A while ago I speculated on why Americans and Europeans perceive temperature so differently. I pointed out that the United States is a much hotter country than many Europeans realize. A recent study has suggested that there is a strong link between heat and violence:
More specifically, for a degree Celsius of temperature increase (1.8 degrees Fahrenheit), Burke says there could be a 20 percent increase in civil conflict in Africa. The impact of warming varies by region, however; some places are more sensitive to small heat increases than others. In the United States, the estimate would be lower: For 1 degree Celsius of warming, he'd expect about a 1 percent increase in interpersonal conflicts, a category that includes crimes like assault and robbery but also road rage and fights at baseball games.
...Richard Larrick, a professor at Duke's Fuqua School of Business, explained in an e-mail the psychological research linking heat with shows of aggression.
"Researchers in social psychology have studied the relationship between temperature and aggression for many decades," Larrick said. That includes studies looking at links between a day's temperature and people engaging in real world behaviors ranging from honking horns to committing violent crimes. "Research in the laboratory," Larrick continues, "allowed for tightly controlled tests to show that changes in temperature directly lead to more aggression." Such research has shown, he notes, that "heat changes the way people feel and think, increasing anger and making thoughts of aggression increase."
It is important to underscore that the temperature-violence relationship is not deterministic. In their meta-analysis, Burke and his colleagues liken the situation to "the rise in car accident rates during rainy days" -- the rain ups the risk of accidents overall, but each accident is still contingent on the individual situation and choices (and mistakes) of the drivers involved.

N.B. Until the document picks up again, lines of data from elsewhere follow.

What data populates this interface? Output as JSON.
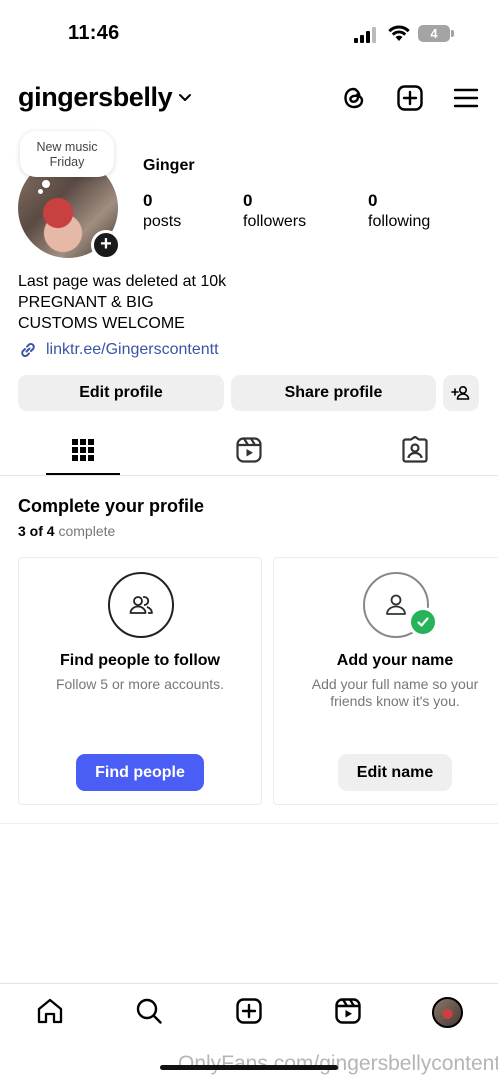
{
  "status_bar": {
    "time": "11:46",
    "battery": "4"
  },
  "header": {
    "username": "gingersbelly"
  },
  "profile": {
    "note_line1": "New music",
    "note_line2": "Friday",
    "display_name": "Ginger",
    "stats": {
      "posts": {
        "value": "0",
        "label": "posts"
      },
      "followers": {
        "value": "0",
        "label": "followers"
      },
      "following": {
        "value": "0",
        "label": "following"
      }
    },
    "bio": [
      "Last page was deleted at 10k",
      "PREGNANT & BIG",
      "CUSTOMS WELCOME"
    ],
    "link": "linktr.ee/Gingerscontentt"
  },
  "actions": {
    "edit_profile": "Edit profile",
    "share_profile": "Share profile"
  },
  "complete_profile": {
    "title": "Complete your profile",
    "progress_count": "3 of 4",
    "progress_word": "complete",
    "cards": [
      {
        "title": "Find people to follow",
        "desc": "Follow 5 or more accounts.",
        "button": "Find people"
      },
      {
        "title": "Add your name",
        "desc": "Add your full name so your friends know it's you.",
        "button": "Edit name"
      }
    ]
  },
  "watermark": "OnlyFans.com/gingersbellycontent",
  "colors": {
    "link": "#3b55a5",
    "primary_button": "#4a5df5",
    "check": "#27b35a"
  }
}
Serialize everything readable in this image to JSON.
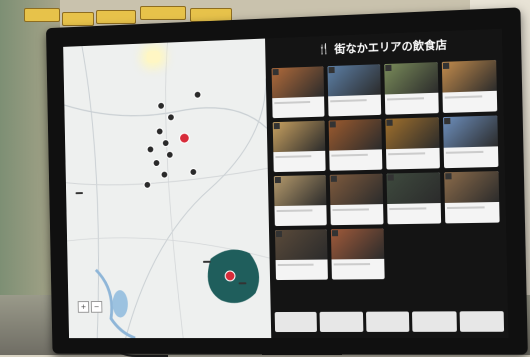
{
  "kiosk": {
    "list_title": "街なかエリアの飲食店",
    "fork_icon": "fork-knife-icon"
  },
  "map": {
    "pills": [
      "",
      "",
      ""
    ]
  },
  "cards": [
    {
      "name": "",
      "color": "#b06a3a"
    },
    {
      "name": "",
      "color": "#5c7fa6"
    },
    {
      "name": "",
      "color": "#7a8c5a"
    },
    {
      "name": "",
      "color": "#c28b4c"
    },
    {
      "name": "",
      "color": "#c7a060"
    },
    {
      "name": "",
      "color": "#9b5a2e"
    },
    {
      "name": "",
      "color": "#a0702c"
    },
    {
      "name": "",
      "color": "#6d8fbd"
    },
    {
      "name": "",
      "color": "#b59a6c"
    },
    {
      "name": "",
      "color": "#7e5a3d"
    },
    {
      "name": "",
      "color": "#3e4a3e"
    },
    {
      "name": "",
      "color": "#8b6b4a"
    },
    {
      "name": "",
      "color": "#5a4a3a"
    },
    {
      "name": "",
      "color": "#a05a3a"
    }
  ],
  "bottom_buttons": [
    "",
    "",
    "",
    "",
    ""
  ]
}
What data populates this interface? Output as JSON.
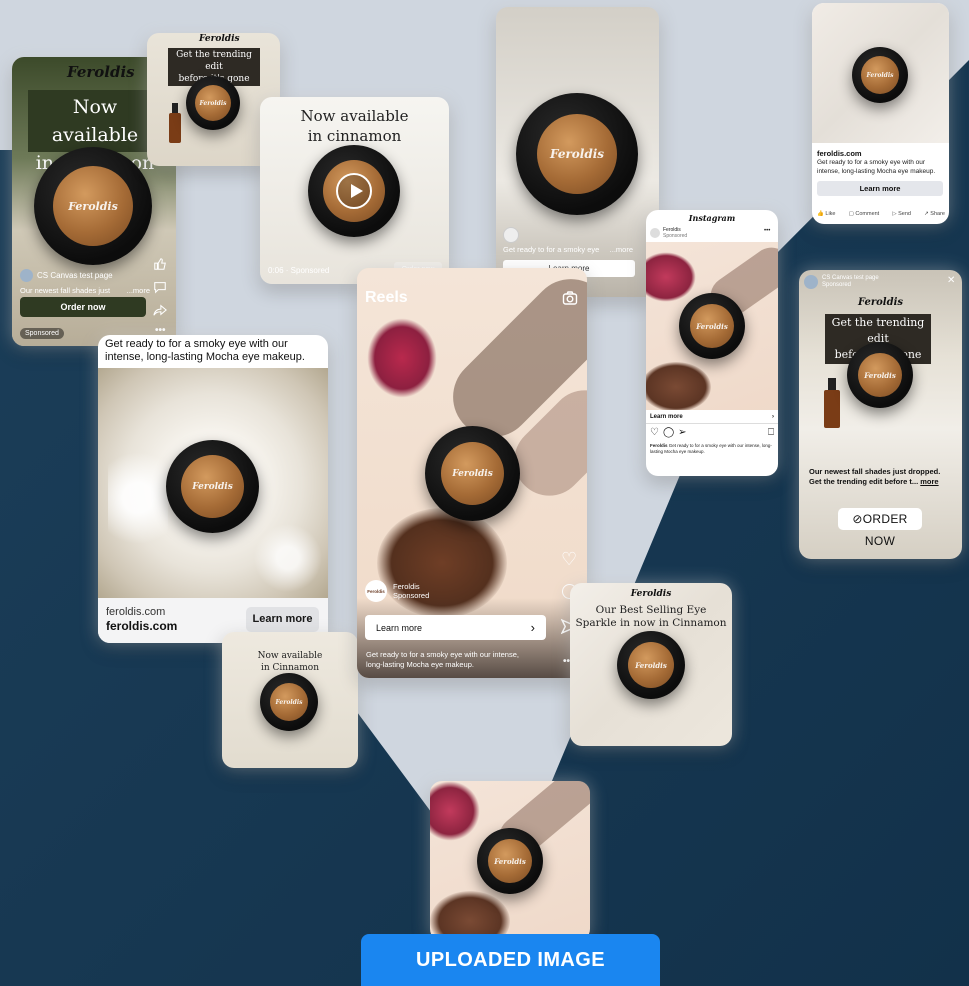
{
  "brand": "Feroldis",
  "cards": {
    "fb_video": {
      "headline_line1": "Now available",
      "headline_line2": "in cinnamon",
      "page_name": "CS Canvas test page",
      "caption": "Our newest fall shades just",
      "more": "...more",
      "cta": "Order now",
      "sponsored": "Sponsored"
    },
    "small_trending": {
      "line1": "Get the trending edit",
      "line2": "before it's gone"
    },
    "video_player": {
      "line1": "Now available",
      "line2": "in cinnamon",
      "meta": "0:06 · Sponsored",
      "cta": "Order now"
    },
    "story_top": {
      "caption": "Get ready to for a smoky eye",
      "more": "...more",
      "cta": "Learn more"
    },
    "fb_feed": {
      "domain": "feroldis.com",
      "text": "Get ready to for a smoky eye with our intense, long-lasting Mocha eye makeup.",
      "cta": "Learn more",
      "actions": [
        "Like",
        "Comment",
        "Send",
        "Share"
      ]
    },
    "instagram": {
      "app": "Instagram",
      "account": "Feroldis",
      "sponsored": "Sponsored",
      "cta": "Learn more",
      "caption_user": "Feroldis",
      "caption": "Get ready to for a smoky eye with our intense, long-lasting Mocha eye makeup."
    },
    "fb_story": {
      "page_name": "CS Canvas test page",
      "sponsored": "Sponsored",
      "line1": "Get the trending edit",
      "line2": "before it's gone",
      "body1": "Our newest fall shades just dropped.",
      "body2": "Get the trending edit before t...",
      "more": "more",
      "cta": "ORDER NOW"
    },
    "feed_white": {
      "text": "Get ready to for a smoky eye with our intense, long-lasting Mocha eye makeup.",
      "domain_small": "feroldis.com",
      "domain_bold": "feroldis.com",
      "cta": "Learn more"
    },
    "reels": {
      "title": "Reels",
      "account": "Feroldis",
      "sponsored": "Sponsored",
      "avatar_text": "Feroldis",
      "cta": "Learn more",
      "caption": "Get ready to for a smoky eye with our intense, long-lasting Mocha eye makeup."
    },
    "small_cinnamon": {
      "line1": "Now available",
      "line2": "in Cinnamon"
    },
    "best_selling": {
      "line1": "Our Best Selling Eye",
      "line2": "Sparkle in now in Cinnamon"
    }
  },
  "uploaded_button": "UPLOADED IMAGE",
  "colors": {
    "background_dark": "#16354d",
    "background_light": "#cfd6df",
    "button_blue": "#1a86f0",
    "order_green": "#2f3a22"
  },
  "icons": [
    "like-icon",
    "comment-icon",
    "share-icon",
    "play-icon",
    "camera-icon",
    "heart-icon",
    "send-icon",
    "bookmark-icon",
    "link-icon",
    "close-icon",
    "more-icon"
  ]
}
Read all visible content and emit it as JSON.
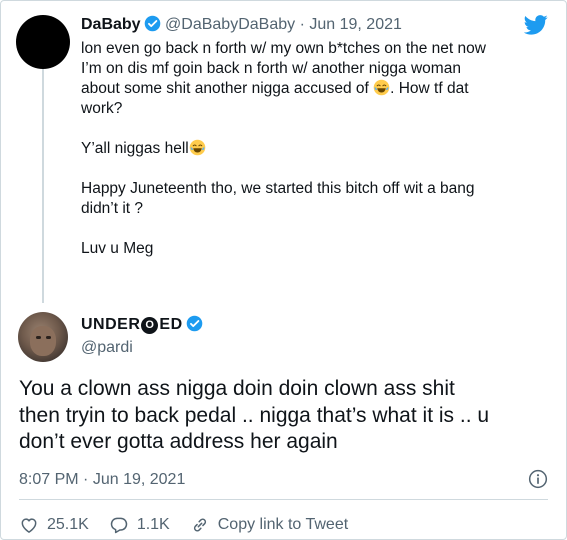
{
  "tweet1": {
    "display_name": "DaBaby",
    "handle": "@DaBabyDaBaby",
    "separator": "·",
    "date": "Jun 19, 2021",
    "lines": [
      "lon even go back n forth w/ my own b*tches on the net now",
      "I’m on dis mf goin back n forth w/ another nigga woman",
      "about some shit another nigga accused of",
      ". How tf dat",
      "work?",
      "Y’all niggas hell",
      "Happy Juneteenth tho, we started this bitch off wit a bang",
      "didn’t it ?",
      "Luv u Meg"
    ]
  },
  "tweet2": {
    "name_part1": "UNDER",
    "name_badge": "O",
    "name_part2": "ED",
    "handle": "@pardi",
    "lines": [
      "You a clown ass nigga doin  doin clown ass shit",
      "then tryin to back pedal .. nigga that’s what it is .. u",
      "don’t ever gotta address her again"
    ],
    "time": "8:07 PM",
    "separator": "·",
    "date": "Jun 19, 2021"
  },
  "actions": {
    "likes": "25.1K",
    "replies": "1.1K",
    "copy_link": "Copy link to Tweet"
  },
  "icons": {
    "twitter": "twitter-bird-icon",
    "verified": "verified-badge-icon",
    "emoji": "laughing-tears-emoji",
    "info": "info-icon",
    "like": "heart-icon",
    "reply": "reply-bubble-icon",
    "link": "link-icon"
  },
  "colors": {
    "twitter_blue": "#1d9bf0",
    "text": "#0f1419",
    "secondary": "#536471"
  }
}
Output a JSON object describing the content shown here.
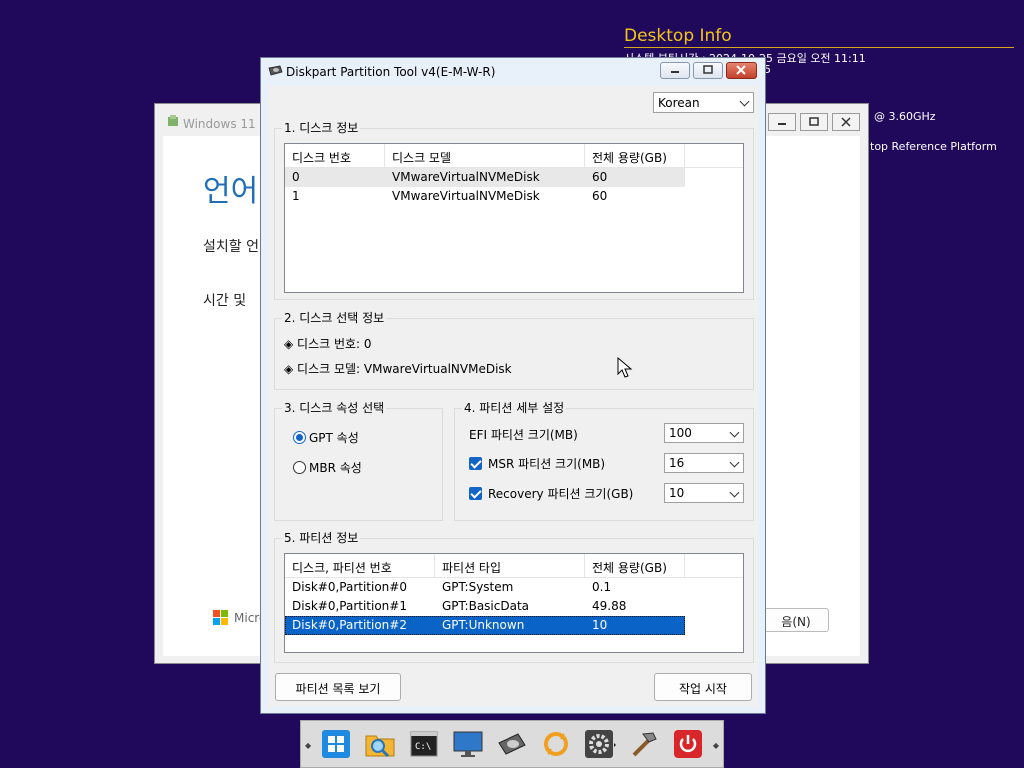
{
  "desktop_info": {
    "title": "Desktop Info",
    "lines": {
      "boot": "시스템 부팅시간 : 2024-10-25 금요일 오전 11:11",
      "boot2": "25",
      "cpu": "@ 3.60GHz",
      "platform": "top Reference Platform"
    }
  },
  "bg_window": {
    "title": "Windows 11 설",
    "heading": "언어",
    "line1": "설치할 언",
    "line2": "시간 및 ",
    "brand": "Micros",
    "next_label": "음(N)"
  },
  "tool": {
    "title": "Diskpart Partition Tool v4(E-M-W-R)",
    "language": "Korean",
    "disk_info": {
      "title": "1. 디스크 정보",
      "headers": [
        "디스크 번호",
        "디스크 모델",
        "전체 용량(GB)"
      ],
      "rows": [
        {
          "num": "0",
          "model": "VMwareVirtualNVMeDisk",
          "size": "60"
        },
        {
          "num": "1",
          "model": "VMwareVirtualNVMeDisk",
          "size": "60"
        }
      ]
    },
    "selection": {
      "title": "2. 디스크 선택 정보",
      "disk_no": "◈ 디스크 번호: 0",
      "disk_model": "◈ 디스크 모델: VMwareVirtualNVMeDisk"
    },
    "attribute": {
      "title": "3. 디스크 속성 선택",
      "gpt": "GPT 속성",
      "mbr": "MBR 속성"
    },
    "partition_settings": {
      "title": "4. 파티션 세부 설정",
      "efi_label": "EFI 파티션 크기(MB)",
      "efi_value": "100",
      "msr_label": "MSR 파티션 크기(MB)",
      "msr_value": "16",
      "recovery_label": "Recovery 파티션 크기(GB)",
      "recovery_value": "10"
    },
    "partition_info": {
      "title": "5. 파티션 정보",
      "headers": [
        "디스크, 파티션 번호",
        "파티션 타입",
        "전체 용량(GB)"
      ],
      "rows": [
        {
          "id": "Disk#0,Partition#0",
          "type": "GPT:System",
          "size": "0.1"
        },
        {
          "id": "Disk#0,Partition#1",
          "type": "GPT:BasicData",
          "size": "49.88"
        },
        {
          "id": "Disk#0,Partition#2",
          "type": "GPT:Unknown",
          "size": "10"
        }
      ]
    },
    "buttons": {
      "view_list": "파티션 목록 보기",
      "start": "작업 시작"
    }
  },
  "taskbar": {
    "icons": [
      "windows-start-icon",
      "file-explorer-icon",
      "command-prompt-icon",
      "monitor-icon",
      "hard-disk-icon",
      "sync-icon",
      "settings-gear-icon",
      "tools-hammer-icon",
      "power-icon"
    ]
  }
}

Similarly, warmer temperatures seem to shift the overall background risk for violent conflict -- but whether someone commits a violent act remains dependent upon the specific circumstances and the individual.